App and web page records
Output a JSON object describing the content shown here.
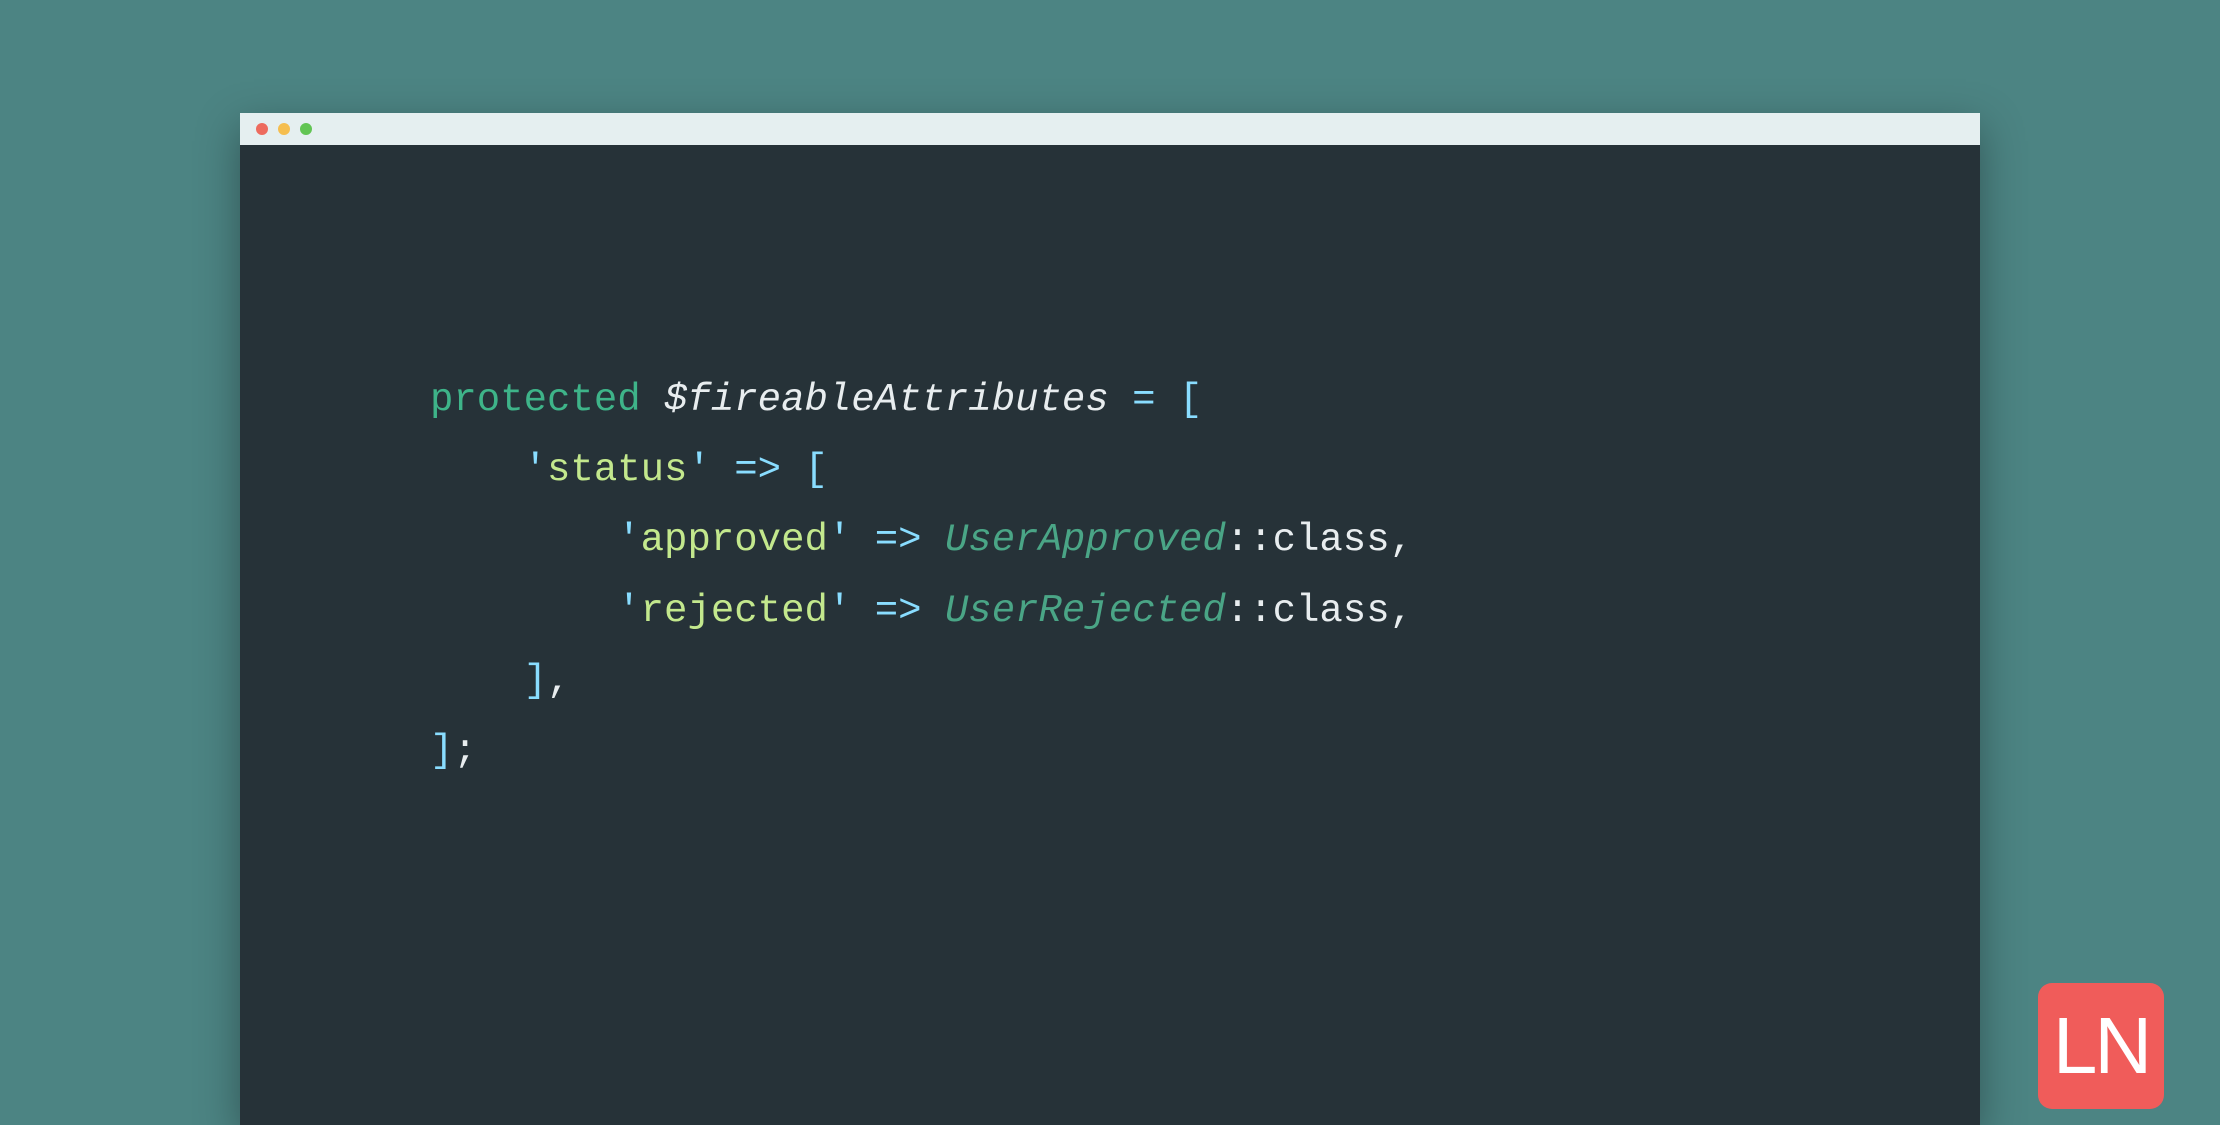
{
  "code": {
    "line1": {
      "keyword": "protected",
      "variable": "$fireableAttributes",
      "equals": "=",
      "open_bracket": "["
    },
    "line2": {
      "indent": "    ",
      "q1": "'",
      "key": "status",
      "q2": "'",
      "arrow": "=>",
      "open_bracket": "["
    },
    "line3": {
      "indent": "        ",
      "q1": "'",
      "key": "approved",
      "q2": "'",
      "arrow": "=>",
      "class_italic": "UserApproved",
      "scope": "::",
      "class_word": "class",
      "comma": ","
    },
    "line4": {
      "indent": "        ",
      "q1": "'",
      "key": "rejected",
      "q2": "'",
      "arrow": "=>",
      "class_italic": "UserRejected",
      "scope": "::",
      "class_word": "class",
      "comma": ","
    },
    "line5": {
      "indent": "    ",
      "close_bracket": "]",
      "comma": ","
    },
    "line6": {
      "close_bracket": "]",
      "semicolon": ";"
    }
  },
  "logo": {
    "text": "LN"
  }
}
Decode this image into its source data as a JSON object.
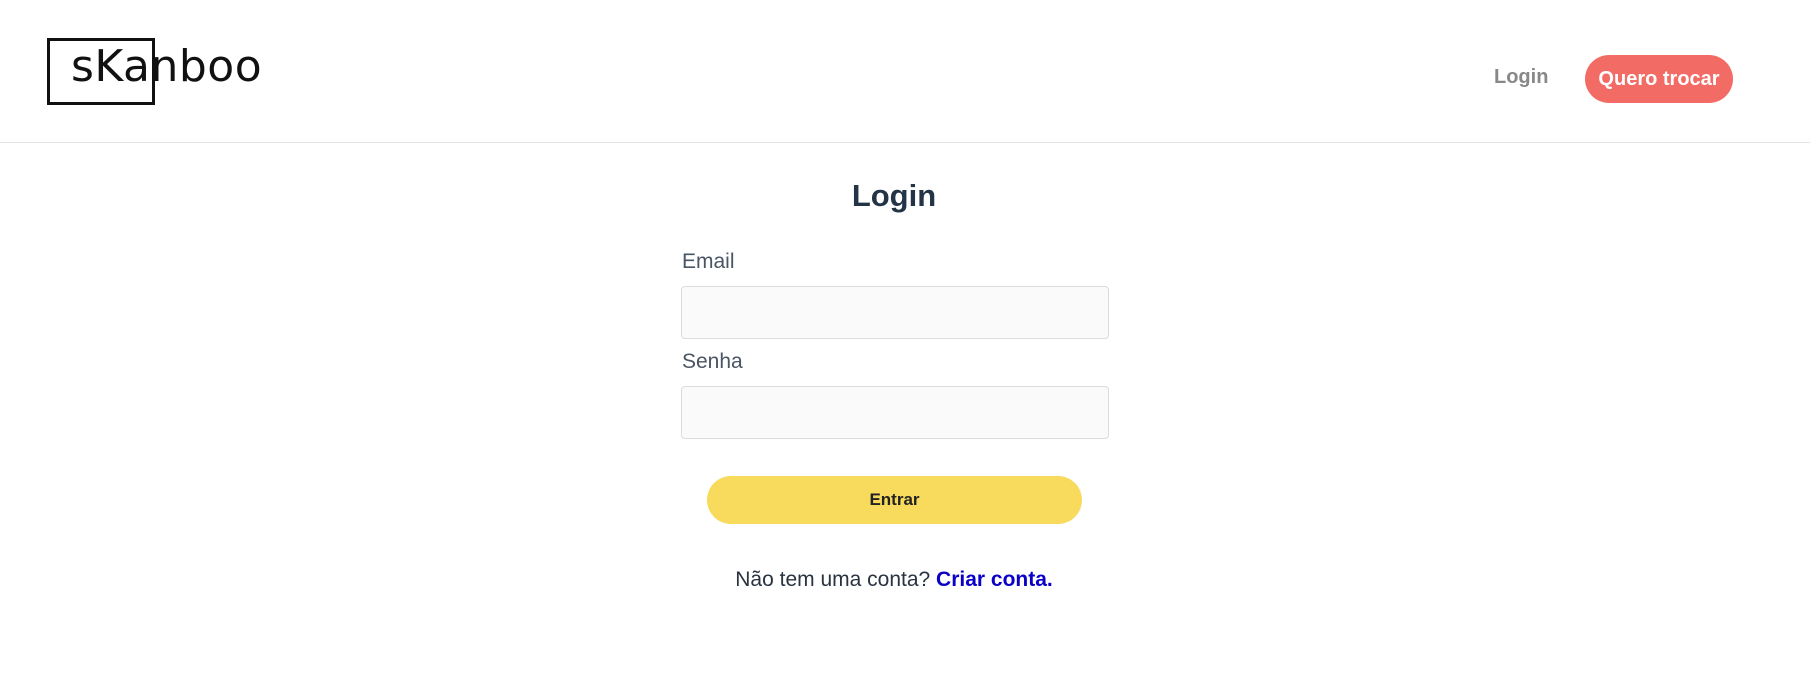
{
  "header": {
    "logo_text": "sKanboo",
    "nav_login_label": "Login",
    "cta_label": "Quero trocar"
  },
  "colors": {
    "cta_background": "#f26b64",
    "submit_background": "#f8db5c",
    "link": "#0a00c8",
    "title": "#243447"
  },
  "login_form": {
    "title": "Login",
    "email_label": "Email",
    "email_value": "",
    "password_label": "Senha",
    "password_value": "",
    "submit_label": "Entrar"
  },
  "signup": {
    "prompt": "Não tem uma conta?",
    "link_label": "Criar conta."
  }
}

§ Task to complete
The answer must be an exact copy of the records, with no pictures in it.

§ Result for this exercise
Output a JSON object describing the content shown here.
{
  "code": {
    "line1": {
      "keyword": "protected",
      "variable": "$fireableAttributes",
      "equals": "=",
      "open_bracket": "["
    },
    "line2": {
      "indent": "    ",
      "q1": "'",
      "key": "status",
      "q2": "'",
      "arrow": "=>",
      "open_bracket": "["
    },
    "line3": {
      "indent": "        ",
      "q1": "'",
      "key": "approved",
      "q2": "'",
      "arrow": "=>",
      "class_italic": "UserApproved",
      "scope": "::",
      "class_word": "class",
      "comma": ","
    },
    "line4": {
      "indent": "        ",
      "q1": "'",
      "key": "rejected",
      "q2": "'",
      "arrow": "=>",
      "class_italic": "UserRejected",
      "scope": "::",
      "class_word": "class",
      "comma": ","
    },
    "line5": {
      "indent": "    ",
      "close_bracket": "]",
      "comma": ","
    },
    "line6": {
      "close_bracket": "]",
      "semicolon": ";"
    }
  },
  "logo": {
    "text": "LN"
  }
}
Decode this image into its source data as a JSON object.
{
  "header": {
    "logo_text": "sKanboo",
    "nav_login_label": "Login",
    "cta_label": "Quero trocar"
  },
  "colors": {
    "cta_background": "#f26b64",
    "submit_background": "#f8db5c",
    "link": "#0a00c8",
    "title": "#243447"
  },
  "login_form": {
    "title": "Login",
    "email_label": "Email",
    "email_value": "",
    "password_label": "Senha",
    "password_value": "",
    "submit_label": "Entrar"
  },
  "signup": {
    "prompt": "Não tem uma conta?",
    "link_label": "Criar conta."
  }
}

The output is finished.